President Bush’s proposal to eliminate contraception coverage for federal employees was overturned yesterday by the House Appropriations Committee, virtually guaranteeing that the benefit extended to 1.2 million working women will stay in place. Twelve Republicans and 28 Democrats on the panel voted, 40-21, in favor of an amendment by Rep. Nita Lowey (D-NY) to rebuff Bush’s proposal and require federal health insurance plans to cover multiple methods of contraception for women of childbearing age. Supporters claim they are confident that they can defend the measure should it come to a vote on the House floor.

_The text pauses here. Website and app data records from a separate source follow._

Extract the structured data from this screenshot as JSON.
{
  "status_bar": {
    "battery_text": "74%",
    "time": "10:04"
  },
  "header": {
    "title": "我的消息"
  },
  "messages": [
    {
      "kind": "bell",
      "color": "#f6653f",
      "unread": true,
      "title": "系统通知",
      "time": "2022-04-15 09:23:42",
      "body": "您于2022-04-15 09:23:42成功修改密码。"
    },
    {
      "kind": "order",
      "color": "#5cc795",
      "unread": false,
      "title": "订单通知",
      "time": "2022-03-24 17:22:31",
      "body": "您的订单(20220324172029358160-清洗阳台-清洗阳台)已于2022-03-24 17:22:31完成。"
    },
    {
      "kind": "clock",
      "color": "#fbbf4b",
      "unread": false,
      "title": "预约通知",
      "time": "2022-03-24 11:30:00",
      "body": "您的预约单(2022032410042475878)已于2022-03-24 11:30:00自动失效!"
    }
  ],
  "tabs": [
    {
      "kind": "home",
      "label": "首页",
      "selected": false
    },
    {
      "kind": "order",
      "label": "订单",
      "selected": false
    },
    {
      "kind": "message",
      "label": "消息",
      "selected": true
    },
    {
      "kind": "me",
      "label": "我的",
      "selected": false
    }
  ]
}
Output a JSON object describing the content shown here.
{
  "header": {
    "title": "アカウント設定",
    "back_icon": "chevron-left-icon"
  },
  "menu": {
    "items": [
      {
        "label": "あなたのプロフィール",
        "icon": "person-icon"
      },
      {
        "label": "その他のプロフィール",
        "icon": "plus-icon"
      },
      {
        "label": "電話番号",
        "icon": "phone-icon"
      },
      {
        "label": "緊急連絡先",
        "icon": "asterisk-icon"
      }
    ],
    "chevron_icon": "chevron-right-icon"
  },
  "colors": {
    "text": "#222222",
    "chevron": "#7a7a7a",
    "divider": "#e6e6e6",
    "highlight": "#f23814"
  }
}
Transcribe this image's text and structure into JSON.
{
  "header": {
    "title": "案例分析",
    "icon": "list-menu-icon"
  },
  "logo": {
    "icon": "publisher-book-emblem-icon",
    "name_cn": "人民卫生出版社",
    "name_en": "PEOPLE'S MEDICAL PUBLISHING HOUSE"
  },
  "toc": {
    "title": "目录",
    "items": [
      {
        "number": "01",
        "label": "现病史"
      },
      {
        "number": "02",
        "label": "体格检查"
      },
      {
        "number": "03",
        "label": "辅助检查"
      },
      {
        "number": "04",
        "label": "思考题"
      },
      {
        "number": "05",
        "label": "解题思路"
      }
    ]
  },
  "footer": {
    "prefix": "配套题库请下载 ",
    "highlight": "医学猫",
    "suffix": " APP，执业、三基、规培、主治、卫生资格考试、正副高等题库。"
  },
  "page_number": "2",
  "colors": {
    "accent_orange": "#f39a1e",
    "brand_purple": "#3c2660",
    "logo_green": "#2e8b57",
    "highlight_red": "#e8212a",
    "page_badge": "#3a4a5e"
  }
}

Bush attempted to eliminate the three-year old requirement, which currently calls for 250 federal health plans to cover five forms of birth control, including oral contraceptives, diaphragms, IUDs, Norplant and Depo-Provera. Though championed by conservative groups, women’s groups and lawmakers from both parties argued that the requirement cost the government nothing and would reduce the number of unintended pregnancies.